Running core strength- The Injured Runner

what is at the core? Running core strength

Over the past ten years running core strength training has become the buzz word of the fitness world. But what exactly is your “core”? Your core consists of 29 pairs of muscles that synchronize to control the motion at your trunk. It is literally the foundation for your running machine – the control centre for running. Most core training or testing programs focus primarily on the abdominal muscles. While this is helpful, there is much more that can be done.

running core strength training

Running core strength training will improve your runnig times, improve your running form, improve your running efficiency, reduce your risk of injury and speed recovery. Several studies have been published over the past 8 years that demonstrate the importance of core training in both recovering from injury and improving recovery. So, if you are currently injured view this as the perfect opportunity to either start a core training program or refine the program you currently use.

test your core

We recommend testing your core strength. When we test runners at a physical therapy clinic they are often amazed at the imbalances they have developed. Measuring your core fitness level will help you set goals, focus your training and monitor progress.
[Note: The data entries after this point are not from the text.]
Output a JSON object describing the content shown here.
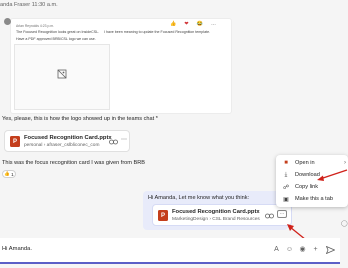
{
  "header": {
    "sender_line": "anda Fraser  11:30 a.m."
  },
  "quote": {
    "meta": "Arlan Reynolds  4:23 p.m.",
    "body1": "The Focused Recognition looks great on InsideCSL.",
    "body2": "I have been meaning to update the Focused Recognition template.",
    "body3": "Have a PDF approved BRB/CSL logo we can use.",
    "reactions": [
      "👍",
      "❤",
      "😂",
      "…"
    ]
  },
  "messages": {
    "line_a": "Yes, please, this is how the logo showed up in the teams chat *",
    "file1": {
      "name": "Focused Recognition Card.pptx",
      "path": "personal › afraser_cslbliconec_com"
    },
    "line_b": "This was the focus recognition card I was given from BRB",
    "reaction": {
      "emoji": "👍",
      "count": "1"
    }
  },
  "outgoing": {
    "text": "Hi Amanda,  Let me know what you think:",
    "file": {
      "name": "Focused Recognition Card.pptx",
      "path": "MarketingDesign › CSL Brand Resources"
    }
  },
  "context_menu": {
    "items": [
      {
        "label": "Open in",
        "icon": "open-in-icon"
      },
      {
        "label": "Download",
        "icon": "download-icon"
      },
      {
        "label": "Copy link",
        "icon": "link-icon"
      },
      {
        "label": "Make this a tab",
        "icon": "tab-icon"
      }
    ]
  },
  "compose": {
    "text": "Hi Amanda."
  },
  "colors": {
    "accent": "#5b5fc7",
    "ppt": "#c43e1c",
    "arrow": "#d0221b",
    "outgoing_bubble": "#e8ebfa"
  }
}
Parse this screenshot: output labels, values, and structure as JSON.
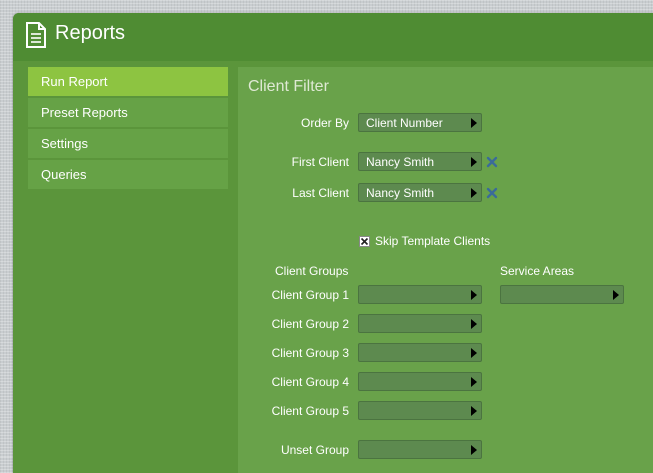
{
  "window": {
    "title": "Reports",
    "icon": "document-icon"
  },
  "nav": {
    "items": [
      {
        "label": "Run Report",
        "active": true
      },
      {
        "label": "Preset Reports",
        "active": false
      },
      {
        "label": "Settings",
        "active": false
      },
      {
        "label": "Queries",
        "active": false
      }
    ]
  },
  "panel": {
    "title": "Client Filter",
    "order_by": {
      "label": "Order By",
      "value": "Client Number"
    },
    "first_client": {
      "label": "First Client",
      "value": "Nancy Smith"
    },
    "last_client": {
      "label": "Last Client",
      "value": "Nancy Smith"
    },
    "skip_template": {
      "label": "Skip Template Clients",
      "checked": true
    },
    "client_groups_header": "Client Groups",
    "service_areas_header": "Service Areas",
    "client_groups": [
      {
        "label": "Client Group 1",
        "value": ""
      },
      {
        "label": "Client Group 2",
        "value": ""
      },
      {
        "label": "Client Group 3",
        "value": ""
      },
      {
        "label": "Client Group 4",
        "value": ""
      },
      {
        "label": "Client Group 5",
        "value": ""
      }
    ],
    "service_area": {
      "value": ""
    },
    "unset_group": {
      "label": "Unset Group",
      "value": ""
    }
  },
  "colors": {
    "window_bg": "#5b953b",
    "panel_bg": "#69a24a",
    "nav_active": "#8dc441",
    "nav_item": "#66a246",
    "clear_icon": "#3a6b9a"
  }
}
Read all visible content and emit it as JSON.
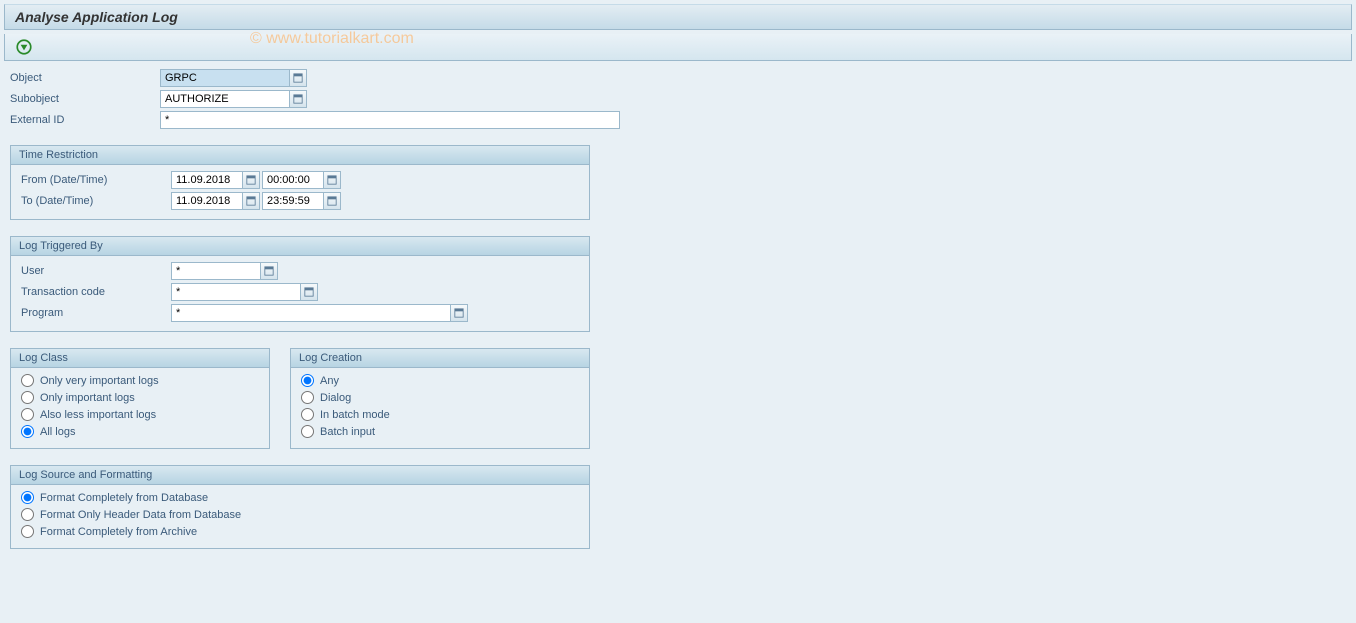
{
  "title": "Analyse Application Log",
  "watermark": "© www.tutorialkart.com",
  "fields": {
    "object_label": "Object",
    "object_value": "GRPC",
    "subobject_label": "Subobject",
    "subobject_value": "AUTHORIZE",
    "external_id_label": "External ID",
    "external_id_value": "*"
  },
  "time_restriction": {
    "header": "Time Restriction",
    "from_label": "From (Date/Time)",
    "from_date": "11.09.2018",
    "from_time": "00:00:00",
    "to_label": "To (Date/Time)",
    "to_date": "11.09.2018",
    "to_time": "23:59:59"
  },
  "log_triggered": {
    "header": "Log Triggered By",
    "user_label": "User",
    "user_value": "*",
    "tcode_label": "Transaction code",
    "tcode_value": "*",
    "program_label": "Program",
    "program_value": "*"
  },
  "log_class": {
    "header": "Log Class",
    "options": [
      "Only very important logs",
      "Only important logs",
      "Also less important logs",
      "All logs"
    ],
    "selected_index": 3
  },
  "log_creation": {
    "header": "Log Creation",
    "options": [
      "Any",
      "Dialog",
      "In batch mode",
      "Batch input"
    ],
    "selected_index": 0
  },
  "log_source": {
    "header": "Log Source and Formatting",
    "options": [
      "Format Completely from Database",
      "Format Only Header Data from Database",
      "Format Completely from Archive"
    ],
    "selected_index": 0
  }
}
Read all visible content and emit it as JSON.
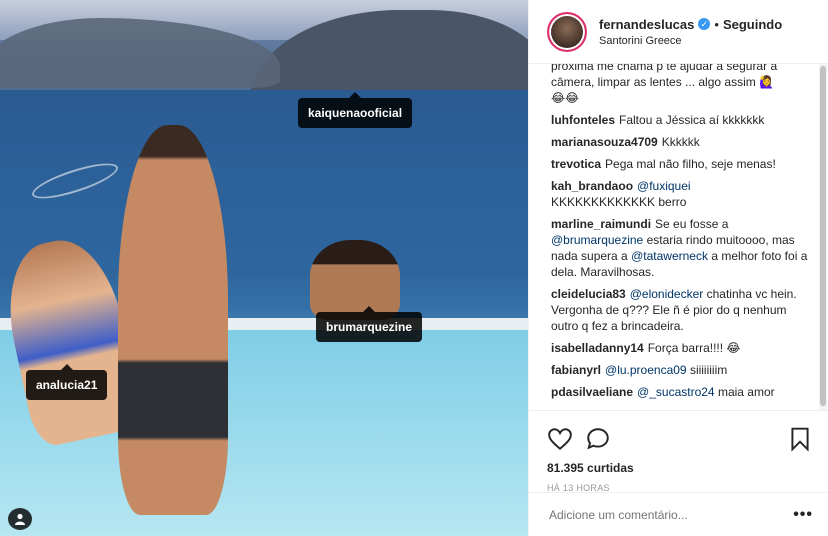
{
  "photo": {
    "tags": [
      {
        "label": "kaiquenaooficial"
      },
      {
        "label": "brumarquezine"
      },
      {
        "label": "analucia21"
      }
    ]
  },
  "header": {
    "username": "fernandeslucas",
    "verified_icon": "check-badge",
    "separator": "•",
    "follow_label": "Seguindo",
    "location": "Santorini Greece"
  },
  "comments": [
    {
      "user": "",
      "text": "próxima me chama p te ajudar a segurar a câmera, limpar as lentes ... algo assim 🙋‍♀️",
      "emoji": "😂😂"
    },
    {
      "user": "luhfonteles",
      "text": "Faltou a Jéssica aí kkkkkkk"
    },
    {
      "user": "marianasouza4709",
      "text": "Kkkkkk"
    },
    {
      "user": "trevotica",
      "text": "Pega mal não filho, seje menas!"
    },
    {
      "user": "kah_brandaoo",
      "mention": "@fuxiquei",
      "text": "KKKKKKKKKKKKK berro"
    },
    {
      "user": "marline_raimundi",
      "text1": "Se eu fosse a",
      "mention1": "@brumarquezine",
      "text2": "estaria rindo muitoooo, mas nada supera a",
      "mention2": "@tatawerneck",
      "text3": "a melhor foto foi a dela. Maravilhosas."
    },
    {
      "user": "cleidelucia83",
      "mention": "@elonidecker",
      "text": "chatinha vc hein. Vergonha de q??? Ele ñ é pior do q nenhum outro q fez a brincadeira."
    },
    {
      "user": "isabelladanny14",
      "text": "Força barra!!!! 😂"
    },
    {
      "user": "fabianyrl",
      "mention": "@lu.proenca09",
      "text": "siiiiiiiim"
    },
    {
      "user": "pdasilvaeliane",
      "mention": "@_sucastro24",
      "text": "maia amor"
    }
  ],
  "actions": {
    "like_icon": "heart-icon",
    "comment_icon": "comment-bubble-icon",
    "save_icon": "bookmark-icon",
    "likes_text": "81.395 curtidas",
    "timestamp": "HÁ 13 HORAS"
  },
  "comment_box": {
    "placeholder": "Adicione um comentário...",
    "more_label": "•••"
  }
}
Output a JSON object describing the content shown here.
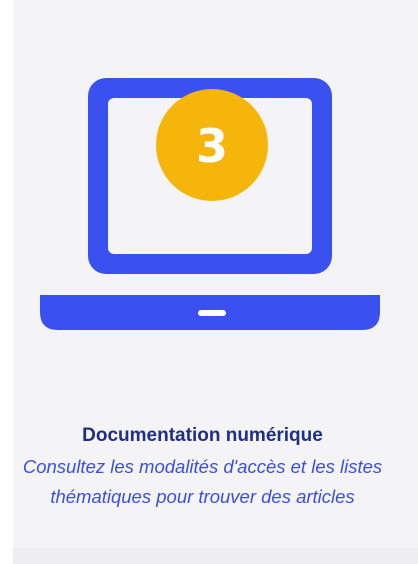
{
  "card": {
    "badge_number": "3",
    "title": "Documentation numérique",
    "description_line1": "Consultez les modalités d'accès et les listes",
    "description_line2": "thématiques pour trouver des articles",
    "icon": "laptop-icon"
  },
  "colors": {
    "laptop": "#3a50f0",
    "badge": "#f5b50a",
    "title": "#1f2f86",
    "description": "#3a4fe0",
    "card_background": "#f4f4f6"
  }
}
Should you use an exercise ball or enroll in a pilates program? Each of these approaches (and many more) have the potential to provide you with challenging exercises that will improve your core strength. However, if the program doesn’t train the four regions of core muscles (abs, back, right side, left side) you will be missing out.